*WHAT THE TASK REQUIRES*: Retype each line below precisely and omit all images.

*** RECORDS TO PROCESS ***

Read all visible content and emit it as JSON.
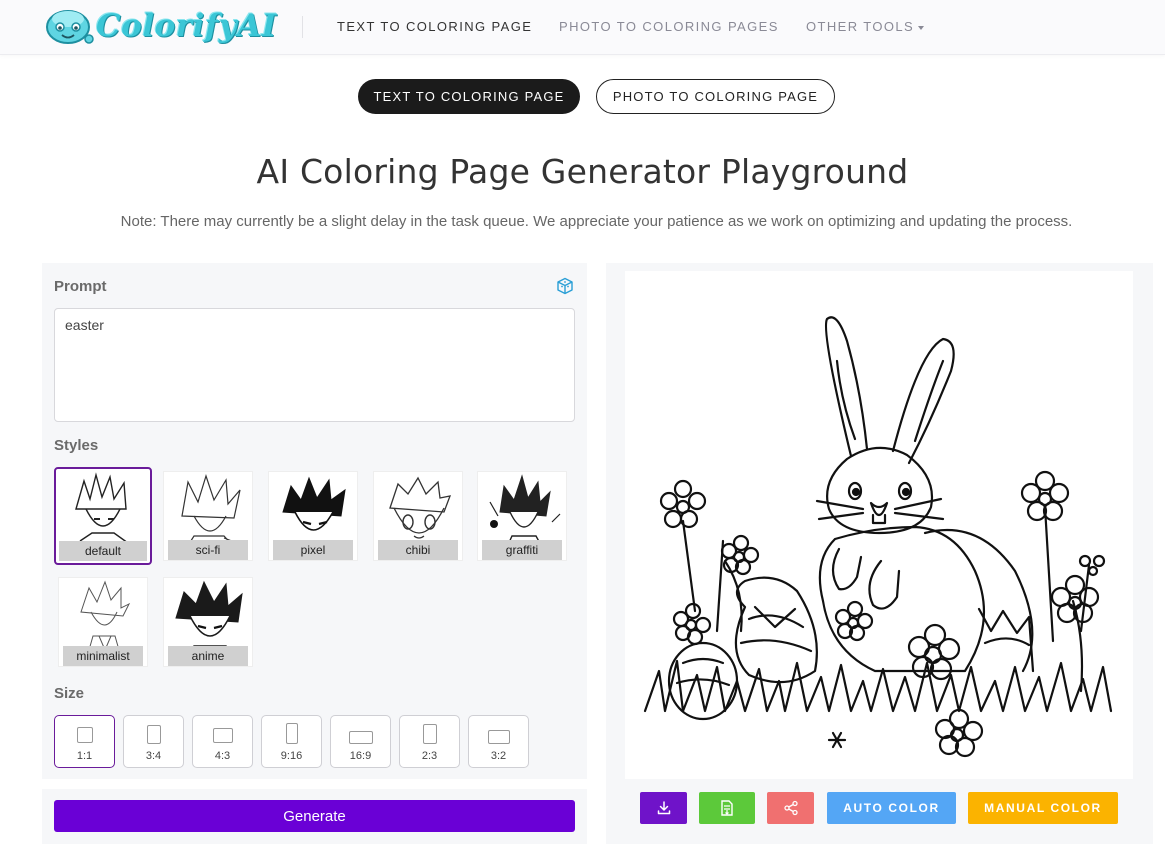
{
  "brand": {
    "name": "ColorifyAI"
  },
  "nav": {
    "items": [
      {
        "label": "TEXT TO COLORING PAGE"
      },
      {
        "label": "PHOTO TO COLORING PAGES"
      },
      {
        "label": "OTHER TOOLS"
      }
    ]
  },
  "mode_toggle": {
    "text_label": "TEXT TO COLORING PAGE",
    "photo_label": "PHOTO TO COLORING PAGE"
  },
  "page": {
    "title": "AI Coloring Page Generator Playground",
    "note": "Note: There may currently be a slight delay in the task queue. We appreciate your patience as we work on optimizing and updating the process."
  },
  "prompt": {
    "label": "Prompt",
    "value": "easter"
  },
  "styles": {
    "label": "Styles",
    "selected": "default",
    "items": [
      {
        "label": "default"
      },
      {
        "label": "sci-fi"
      },
      {
        "label": "pixel"
      },
      {
        "label": "chibi"
      },
      {
        "label": "graffiti"
      },
      {
        "label": "minimalist"
      },
      {
        "label": "anime"
      }
    ]
  },
  "size": {
    "label": "Size",
    "selected": "1:1",
    "items": [
      {
        "label": "1:1"
      },
      {
        "label": "3:4"
      },
      {
        "label": "4:3"
      },
      {
        "label": "9:16"
      },
      {
        "label": "16:9"
      },
      {
        "label": "2:3"
      },
      {
        "label": "3:2"
      }
    ]
  },
  "generate": {
    "label": "Generate"
  },
  "actions": {
    "download_icon": "download-icon",
    "pdf_icon": "file-pdf-icon",
    "share_icon": "share-icon",
    "auto_color_label": "AUTO COLOR",
    "manual_color_label": "MANUAL COLOR"
  },
  "colors": {
    "accent": "#6a00d6",
    "selected_border": "#6a1b9a",
    "download_btn": "#6f13c9",
    "pdf_btn": "#5cc93a",
    "share_btn": "#f07070",
    "auto_color_btn": "#54a6f5",
    "manual_color_btn": "#fbb300",
    "logo": "#3bc6d6"
  }
}
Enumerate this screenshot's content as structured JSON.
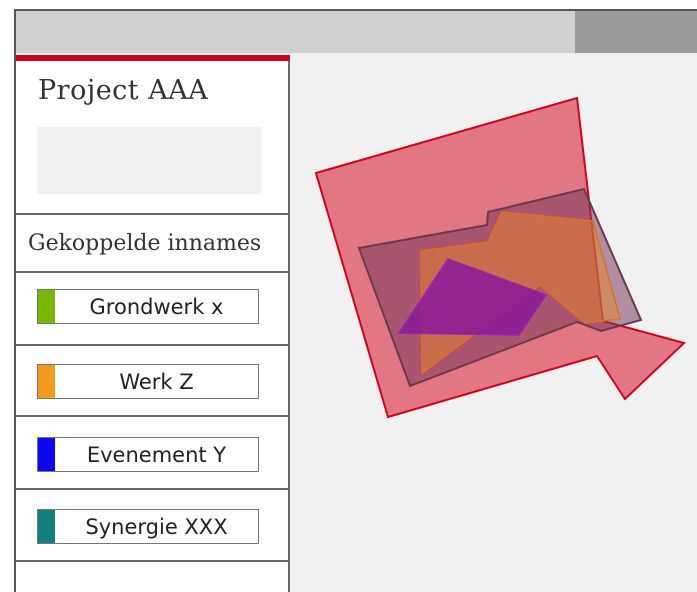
{
  "project": {
    "title": "Project AAA"
  },
  "panel": {
    "section_title": "Gekoppelde innames",
    "items": [
      {
        "label": "Grondwerk x",
        "color": "#7ab800"
      },
      {
        "label": "Werk Z",
        "color": "#f39a1e"
      },
      {
        "label": "Evenement Y",
        "color": "#0a0af0"
      },
      {
        "label": "Synergie XXX",
        "color": "#128080"
      }
    ]
  },
  "colors": {
    "accent": "#d0021b",
    "project_area": "#e06070",
    "overlap_dark": "#8a3a5a",
    "orange_area": "#e07a3a",
    "purple_area": "#8a1a9a"
  }
}
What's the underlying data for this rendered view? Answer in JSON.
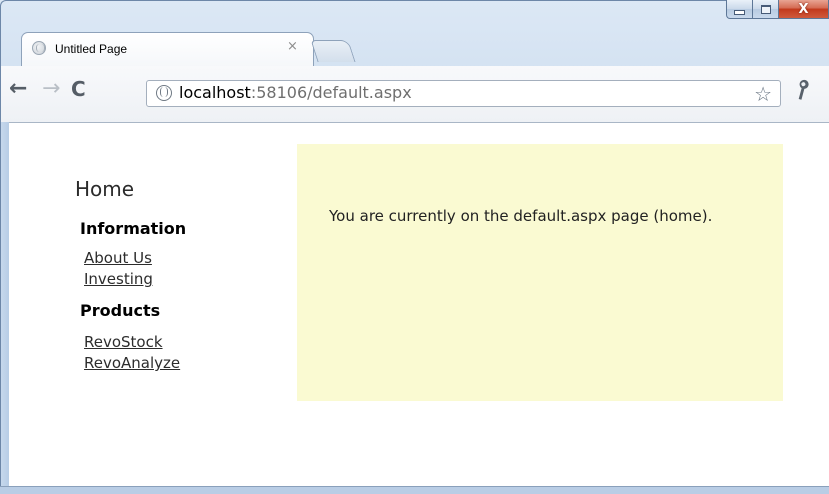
{
  "window": {
    "minimize_symbol": "–",
    "maximize_symbol": "□",
    "close_symbol": "X"
  },
  "tabs": [
    {
      "title": "Untitled Page",
      "close_symbol": "×",
      "icon": "globe-icon"
    }
  ],
  "toolbar": {
    "back_symbol": "←",
    "forward_symbol": "→",
    "reload_symbol": "C",
    "address": {
      "host": "localhost",
      "path": ":58106/default.aspx",
      "icon": "globe-icon"
    },
    "bookmark_symbol": "☆",
    "wrench_symbol": "🔧"
  },
  "sidebar": {
    "heading": "Home",
    "sections": [
      {
        "title": "Information",
        "links": [
          "About Us",
          "Investing"
        ]
      },
      {
        "title": "Products",
        "links": [
          "RevoStock",
          "RevoAnalyze"
        ]
      }
    ]
  },
  "main": {
    "text": "You are currently on the default.aspx page (home).",
    "panel_color": "#fafad2"
  }
}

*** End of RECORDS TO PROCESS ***

*OUTPUT*:
Read all visible content and emit it as JSON.
{
  "brand": {
    "name": "ColorifyAI"
  },
  "nav": {
    "items": [
      {
        "label": "TEXT TO COLORING PAGE"
      },
      {
        "label": "PHOTO TO COLORING PAGES"
      },
      {
        "label": "OTHER TOOLS"
      }
    ]
  },
  "mode_toggle": {
    "text_label": "TEXT TO COLORING PAGE",
    "photo_label": "PHOTO TO COLORING PAGE"
  },
  "page": {
    "title": "AI Coloring Page Generator Playground",
    "note": "Note: There may currently be a slight delay in the task queue. We appreciate your patience as we work on optimizing and updating the process."
  },
  "prompt": {
    "label": "Prompt",
    "value": "easter"
  },
  "styles": {
    "label": "Styles",
    "selected": "default",
    "items": [
      {
        "label": "default"
      },
      {
        "label": "sci-fi"
      },
      {
        "label": "pixel"
      },
      {
        "label": "chibi"
      },
      {
        "label": "graffiti"
      },
      {
        "label": "minimalist"
      },
      {
        "label": "anime"
      }
    ]
  },
  "size": {
    "label": "Size",
    "selected": "1:1",
    "items": [
      {
        "label": "1:1"
      },
      {
        "label": "3:4"
      },
      {
        "label": "4:3"
      },
      {
        "label": "9:16"
      },
      {
        "label": "16:9"
      },
      {
        "label": "2:3"
      },
      {
        "label": "3:2"
      }
    ]
  },
  "generate": {
    "label": "Generate"
  },
  "actions": {
    "download_icon": "download-icon",
    "pdf_icon": "file-pdf-icon",
    "share_icon": "share-icon",
    "auto_color_label": "AUTO COLOR",
    "manual_color_label": "MANUAL COLOR"
  },
  "colors": {
    "accent": "#6a00d6",
    "selected_border": "#6a1b9a",
    "download_btn": "#6f13c9",
    "pdf_btn": "#5cc93a",
    "share_btn": "#f07070",
    "auto_color_btn": "#54a6f5",
    "manual_color_btn": "#fbb300",
    "logo": "#3bc6d6"
  }
}
Enumerate this screenshot's content as structured JSON.
{
  "project": {
    "title": "Project AAA"
  },
  "panel": {
    "section_title": "Gekoppelde innames",
    "items": [
      {
        "label": "Grondwerk x",
        "color": "#7ab800"
      },
      {
        "label": "Werk Z",
        "color": "#f39a1e"
      },
      {
        "label": "Evenement Y",
        "color": "#0a0af0"
      },
      {
        "label": "Synergie XXX",
        "color": "#128080"
      }
    ]
  },
  "colors": {
    "accent": "#d0021b",
    "project_area": "#e06070",
    "overlap_dark": "#8a3a5a",
    "orange_area": "#e07a3a",
    "purple_area": "#8a1a9a"
  }
}
What's the underlying data for this rendered view? Answer in JSON.
{
  "window": {
    "minimize_symbol": "–",
    "maximize_symbol": "□",
    "close_symbol": "X"
  },
  "tabs": [
    {
      "title": "Untitled Page",
      "close_symbol": "×",
      "icon": "globe-icon"
    }
  ],
  "toolbar": {
    "back_symbol": "←",
    "forward_symbol": "→",
    "reload_symbol": "C",
    "address": {
      "host": "localhost",
      "path": ":58106/default.aspx",
      "icon": "globe-icon"
    },
    "bookmark_symbol": "☆",
    "wrench_symbol": "🔧"
  },
  "sidebar": {
    "heading": "Home",
    "sections": [
      {
        "title": "Information",
        "links": [
          "About Us",
          "Investing"
        ]
      },
      {
        "title": "Products",
        "links": [
          "RevoStock",
          "RevoAnalyze"
        ]
      }
    ]
  },
  "main": {
    "text": "You are currently on the default.aspx page (home).",
    "panel_color": "#fafad2"
  }
}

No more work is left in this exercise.